Thatcher remembered for paving way on climate politics
Sustainability professionals have largely paid tribute to the environmental legacy left by Baroness Margaret Thatcher in British politics following her death today at the age of 87.
"Britain's only green Prime Minister" was how eco-consultant Gareth Kane described her, saying she was the first political leader in the UK to warn openly of the dangers of climate change while also calling for a global treaty to address the issue.
Writing in his blog on his company Terra Infirma's website, Kane referred to Thatcher's UN speech back in 1989 where she spoke of the "vast increase in the amount of carbon dioxide reaching the atmosphere" and predicted that the future consequences of this were "likely to be more fundamental and more widespread than anything we have known hitherto."
Kane also pointed to the fact that Thatcher set up the Met Office Hadley Centre for climate prediction and research in 1990, one of the UK's leading specialists in this field. Much of its work now informs policy going forward.
"The Green movement hates to admit it, but Mrs Thatcher set the ball rolling," he argued.
Kane's views were echoed by the BBC's environment & energy analyst Harrabin who tweeted that Thatcher had "legitimised the environment as a matter of mainstream political concern".
In 1988, a year before her famous UN speech, Thatcher was quoted as saying that the health of the economy and the health of the environment were "totally dependent upon each other" - a remark which some commentators believe the current government would do well to heed.
On twitter, Kyocera's head of CSR Tracey Rawling Church questioned: "If Baroness Thatcher was genuinely held in the esteem Tory tweeters claim, why have they abandoned her proactive stance on climate change?"
Meanwhile in response to Thatcher's efforts to negotiate a global convention on climate change, Greenpeace International's political director Daniel Mittler tweeted: "Makes you think, 'greenest ever' Cameron?".

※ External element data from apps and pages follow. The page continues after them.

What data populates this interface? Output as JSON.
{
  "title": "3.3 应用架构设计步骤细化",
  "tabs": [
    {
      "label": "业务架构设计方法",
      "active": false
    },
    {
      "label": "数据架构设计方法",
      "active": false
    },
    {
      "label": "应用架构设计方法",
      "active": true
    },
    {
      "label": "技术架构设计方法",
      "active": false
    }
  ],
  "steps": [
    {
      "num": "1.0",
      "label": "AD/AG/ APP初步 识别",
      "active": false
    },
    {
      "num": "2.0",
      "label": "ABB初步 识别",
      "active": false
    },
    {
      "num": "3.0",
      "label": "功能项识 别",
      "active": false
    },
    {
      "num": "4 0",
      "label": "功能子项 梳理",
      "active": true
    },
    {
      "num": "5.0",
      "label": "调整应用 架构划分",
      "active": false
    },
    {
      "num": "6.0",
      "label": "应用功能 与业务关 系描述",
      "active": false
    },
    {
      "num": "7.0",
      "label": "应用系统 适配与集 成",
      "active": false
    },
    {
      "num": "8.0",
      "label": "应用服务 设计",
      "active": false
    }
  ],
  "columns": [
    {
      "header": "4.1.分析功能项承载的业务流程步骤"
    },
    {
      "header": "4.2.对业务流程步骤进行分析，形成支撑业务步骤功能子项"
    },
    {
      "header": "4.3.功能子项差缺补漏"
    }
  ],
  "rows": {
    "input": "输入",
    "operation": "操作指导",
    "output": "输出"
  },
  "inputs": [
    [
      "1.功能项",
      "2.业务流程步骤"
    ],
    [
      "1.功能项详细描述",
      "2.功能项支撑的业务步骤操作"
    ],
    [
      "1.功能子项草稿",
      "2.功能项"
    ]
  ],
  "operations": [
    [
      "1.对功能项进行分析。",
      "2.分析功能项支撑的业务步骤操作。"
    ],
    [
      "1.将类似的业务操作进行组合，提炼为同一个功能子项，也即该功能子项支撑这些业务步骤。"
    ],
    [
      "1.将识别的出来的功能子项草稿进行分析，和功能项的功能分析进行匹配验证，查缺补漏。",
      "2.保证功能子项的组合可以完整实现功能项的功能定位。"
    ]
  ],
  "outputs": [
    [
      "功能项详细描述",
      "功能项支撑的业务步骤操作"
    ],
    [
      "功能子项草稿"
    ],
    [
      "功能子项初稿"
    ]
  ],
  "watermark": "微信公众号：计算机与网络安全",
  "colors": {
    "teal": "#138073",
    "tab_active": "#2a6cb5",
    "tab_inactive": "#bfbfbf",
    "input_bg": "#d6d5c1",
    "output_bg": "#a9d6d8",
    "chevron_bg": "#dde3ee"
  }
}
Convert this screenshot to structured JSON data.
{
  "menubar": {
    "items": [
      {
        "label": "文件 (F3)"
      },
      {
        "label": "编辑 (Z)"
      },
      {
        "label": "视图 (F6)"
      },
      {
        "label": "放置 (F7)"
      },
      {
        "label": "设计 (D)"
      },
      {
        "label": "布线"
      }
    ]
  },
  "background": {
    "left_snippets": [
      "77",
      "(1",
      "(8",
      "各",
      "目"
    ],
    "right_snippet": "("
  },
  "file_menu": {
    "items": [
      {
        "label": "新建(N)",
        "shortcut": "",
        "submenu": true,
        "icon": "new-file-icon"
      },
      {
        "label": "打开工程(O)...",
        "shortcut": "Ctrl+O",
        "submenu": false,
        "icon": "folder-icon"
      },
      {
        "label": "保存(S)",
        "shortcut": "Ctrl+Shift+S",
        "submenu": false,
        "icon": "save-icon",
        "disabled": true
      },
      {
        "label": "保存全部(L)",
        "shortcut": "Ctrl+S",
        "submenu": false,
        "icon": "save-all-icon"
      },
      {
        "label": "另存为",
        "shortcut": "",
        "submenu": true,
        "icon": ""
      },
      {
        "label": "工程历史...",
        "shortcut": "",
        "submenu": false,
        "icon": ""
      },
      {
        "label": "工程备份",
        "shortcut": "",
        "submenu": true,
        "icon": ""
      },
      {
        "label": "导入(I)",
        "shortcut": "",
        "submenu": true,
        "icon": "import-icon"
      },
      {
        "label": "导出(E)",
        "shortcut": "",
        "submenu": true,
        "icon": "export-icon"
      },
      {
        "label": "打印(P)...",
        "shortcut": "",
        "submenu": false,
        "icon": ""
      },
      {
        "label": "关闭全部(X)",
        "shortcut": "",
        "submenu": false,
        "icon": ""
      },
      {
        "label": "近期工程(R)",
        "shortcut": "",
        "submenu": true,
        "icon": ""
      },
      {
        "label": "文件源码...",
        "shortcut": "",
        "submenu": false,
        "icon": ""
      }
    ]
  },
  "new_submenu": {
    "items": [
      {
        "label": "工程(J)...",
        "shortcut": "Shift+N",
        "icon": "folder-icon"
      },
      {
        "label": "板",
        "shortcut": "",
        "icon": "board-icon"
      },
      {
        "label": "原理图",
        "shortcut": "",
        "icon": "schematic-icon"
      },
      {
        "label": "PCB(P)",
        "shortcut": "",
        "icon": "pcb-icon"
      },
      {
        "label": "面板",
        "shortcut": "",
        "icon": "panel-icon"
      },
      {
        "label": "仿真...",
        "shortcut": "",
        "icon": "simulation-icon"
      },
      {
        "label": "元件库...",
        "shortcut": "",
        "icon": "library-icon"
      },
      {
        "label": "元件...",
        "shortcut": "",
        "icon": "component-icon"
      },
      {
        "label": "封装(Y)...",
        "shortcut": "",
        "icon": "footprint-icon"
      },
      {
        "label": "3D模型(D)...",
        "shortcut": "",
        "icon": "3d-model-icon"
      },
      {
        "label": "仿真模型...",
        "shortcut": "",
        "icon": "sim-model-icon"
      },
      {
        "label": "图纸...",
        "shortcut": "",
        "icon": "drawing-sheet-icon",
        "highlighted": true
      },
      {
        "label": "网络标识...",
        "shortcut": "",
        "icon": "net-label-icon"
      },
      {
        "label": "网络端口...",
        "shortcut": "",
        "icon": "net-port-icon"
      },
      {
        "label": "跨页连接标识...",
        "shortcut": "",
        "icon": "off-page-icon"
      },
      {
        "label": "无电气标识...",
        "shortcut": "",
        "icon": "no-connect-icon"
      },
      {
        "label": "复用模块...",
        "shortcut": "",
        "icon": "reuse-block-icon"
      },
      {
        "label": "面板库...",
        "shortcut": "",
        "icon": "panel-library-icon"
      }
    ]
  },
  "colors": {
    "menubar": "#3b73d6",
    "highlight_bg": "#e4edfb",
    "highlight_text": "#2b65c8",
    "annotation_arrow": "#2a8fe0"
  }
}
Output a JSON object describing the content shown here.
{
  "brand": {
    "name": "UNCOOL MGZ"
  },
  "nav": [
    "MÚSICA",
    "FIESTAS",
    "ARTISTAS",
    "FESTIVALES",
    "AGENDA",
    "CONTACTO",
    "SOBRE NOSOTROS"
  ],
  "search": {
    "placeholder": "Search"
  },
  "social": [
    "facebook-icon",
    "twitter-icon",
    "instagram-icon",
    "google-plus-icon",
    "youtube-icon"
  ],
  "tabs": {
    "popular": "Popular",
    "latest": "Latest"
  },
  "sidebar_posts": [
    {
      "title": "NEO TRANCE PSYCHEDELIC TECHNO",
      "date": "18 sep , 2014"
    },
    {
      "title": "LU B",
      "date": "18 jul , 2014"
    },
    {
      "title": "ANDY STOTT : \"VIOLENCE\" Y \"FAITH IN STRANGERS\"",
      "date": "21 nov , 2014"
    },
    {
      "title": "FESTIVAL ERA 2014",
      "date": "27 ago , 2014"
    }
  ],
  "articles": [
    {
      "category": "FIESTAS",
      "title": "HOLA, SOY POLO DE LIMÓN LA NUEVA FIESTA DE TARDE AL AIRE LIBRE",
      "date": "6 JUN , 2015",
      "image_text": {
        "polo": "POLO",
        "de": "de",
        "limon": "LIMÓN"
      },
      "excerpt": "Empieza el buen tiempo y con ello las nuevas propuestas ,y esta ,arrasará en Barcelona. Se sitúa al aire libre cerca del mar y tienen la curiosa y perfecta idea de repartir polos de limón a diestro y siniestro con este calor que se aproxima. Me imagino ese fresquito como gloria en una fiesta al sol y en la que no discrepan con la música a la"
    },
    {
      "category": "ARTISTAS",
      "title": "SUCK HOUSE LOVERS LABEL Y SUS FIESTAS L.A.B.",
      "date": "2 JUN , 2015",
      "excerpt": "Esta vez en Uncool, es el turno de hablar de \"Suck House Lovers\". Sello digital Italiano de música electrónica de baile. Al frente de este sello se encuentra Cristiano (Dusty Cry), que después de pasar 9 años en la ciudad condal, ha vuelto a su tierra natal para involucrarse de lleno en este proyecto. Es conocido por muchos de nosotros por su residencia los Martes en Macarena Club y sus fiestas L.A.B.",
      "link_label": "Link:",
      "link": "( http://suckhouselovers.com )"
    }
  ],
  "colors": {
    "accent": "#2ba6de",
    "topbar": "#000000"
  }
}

However some observers questioned Thatcher's green credentials, believing she manipulated them to orchestrate the downfall of Britain's coal mining industry.
In later years, she appeared to backtrack on her earlier views and took a more sceptical approach by questioning some of the science behind global warming.
She also wrote in her last book Statecraft published in 2003, under a passage entitled 'Hot Air and Global Warming', that schemes to reduce CO2 emissions were futile, being both "costly and economically damaging".